Which of the following is not used to convert aldehyde to primary alcohol?
KMnO4 in acidic medium can not be used to oxidise primary alcohols to aldehydes.
How can an aldehyde be reduced into an alcohol?
Hydride reacts with the carbonyl group, C=O, in aldehydes or ketones to give alcohols. The substituents on the carbonyl dictate the nature of the product alcohol. Reduction of methanal (formaldehyde) gives methanol. Reduction of other aldehydes gives primary alcohols.
Which can be reduced to an aldehyde?
Carboxylic acids, esters, and acid halides can be reduced to either aldehydes or a step further to primary alcohols, depending on the strength of the reducing agent; aldehydes and ketones can be reduced respectively to primary and secondary alcohols.
Can NaBH4 reduce aldehydes?
NaBH4 is less reactive than LiAlH4 but is otherwise similar. It is only powerful enough to reduce aldehydes, ketones and acid chlorides to alcohols: esters, amides, acids and nitriles are largely untouched. It can also behave as a nucleophile toward halides and epoxides.
Which reagents from the following gives aldehyde by reacting with primary alcohol?
Primary alcohols and aldehydes are normally oxidized to carboxylic acids using potassium dichromate(VI) solution in the presence of dilute sulfuric acid. During the reaction, the potassium dichromate(VI) solution turns from orange to green.
Which of the following reagents can be used to convert a primary alcohol into aldehyde?
Formation of Aldehydes using PCC
Pyridinium chlorochromate (PCC) is a milder version of chromic acid. PCC oxidizes alcohols one rung up the oxidation ladder, from primary alcohols to aldehydes and from secondary alcohols to ketones. Unlike chromic acid, PCC will not oxidize aldehydes to carboxylic acids.
Which name reaction is used to reduce aldehyde?
The reduction of aldehydes and ketones by sodium tetrahydridoborate. Sodium tetrahydridoborate (previously known as sodium borohydride) has the formula NaBH4, and contains the BH4- ion. That ion acts as the reducing agent. There are several quite different ways of carrying out this reaction.
Why is lialh4 stronger than NaBH4?

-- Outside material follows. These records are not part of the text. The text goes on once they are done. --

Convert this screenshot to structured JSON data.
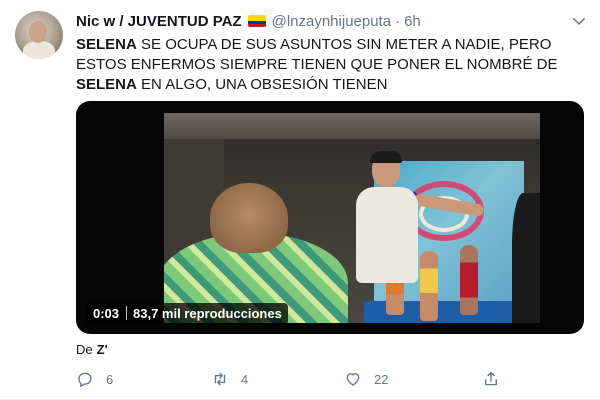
{
  "tweet": {
    "display_name": "Nic w / JUVENTUD PAZ",
    "flag_icon": "colombia-flag-icon",
    "handle": "@lnzaynhijueputa",
    "separator": "·",
    "time": "6h",
    "text_parts": [
      {
        "text": "SELENA",
        "bold": true
      },
      {
        "text": " SE OCUPA DE SUS ASUNTOS SIN METER A NADIE, PERO ESTOS ENFERMOS SIEMPRE TIENEN QUE PONER EL NOMBRÉ DE ",
        "bold": false
      },
      {
        "text": "SELENA",
        "bold": true
      },
      {
        "text": " EN ALGO, UNA OBSESIÓN TIENEN",
        "bold": false
      }
    ],
    "video": {
      "duration": "0:03",
      "views": "83,7 mil reproducciones"
    },
    "source_prefix": "De",
    "source_name": "Z'",
    "actions": {
      "reply_count": "6",
      "retweet_count": "4",
      "like_count": "22"
    },
    "colors": {
      "text": "#14171a",
      "muted": "#657786",
      "divider": "#e6ecf0"
    }
  }
}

Reduction of aldehydes and ketones. The most common sources of the hydride nucleophile are lithium aluminium hydride (LiAlH4) and sodium borohydride (NaBH4). … Because aluminium is less electronegative than boron, the Al-H bond in LiAlH4 is more polar, thereby, making LiAlH4 a stronger reducing agent.
Which reagent is used to reduce aldehyde and ketone to alcohol?
Formation of alcohol from aldehydes or ketones requires either of the particular reducing agents. The reducing reagents are sodium borohydride (NaBH4 ) or lithium aluminium hydride (LiAlH4).
How can we reduce aldehyde to alkanes?
The reduction of aldehydes and ketones to alkanes. Condensation of the carbonyl compound with hydrazine forms the hydrazone, and treatment with base induces the reduction of the carbon coupled with oxidation of the hydrazine to gaseous nitrogen, to yield the corresponding alkane.
Is ethanol a reducing agent?
In this report, we demonstrate the ability of ethanol to act as a solvent and reducing agent to nucleate nanocrystalline Co and Ni particles. Under solvothermal conditions, Co and Ni particles can be produced at 200 °C.
How do you protect an aldehyde group?
Cyclic acetals and ketals are the most useful carbonyl (aldehyde or ketone) protecting groups. Common diols used to form ketals are show below in order of their relative rate of formation. 1,3-dioxanes cleave faster than 1,3-dioxolanes. Acetals and ketals are easily formed and cleaved.
Can NaBH4 reduce alkynes?
This reagent combination, known as Lindlar’s catalyst, will also reduce the alkene only. This reagent is typically used to selectively reduce an alkyne to an alkene.
Why is NaBH4 used in excess?
NaBH4 is a very effective and selective reducing agent. … This is the main reason why a slight excess of sodium borohydride is used customarily in reduction reactions. NaBH4 is above all used for reducing aldehydes and ketones. Aldehydes can be reduced selectively in the presence of ke- tones.
What does NaBH4 do to aldehyde?
Sodium borohydride (NaBH4) is a reagent that transforms aldehydes and ketones to the corresponding alcohol, primary or secondary, respectively.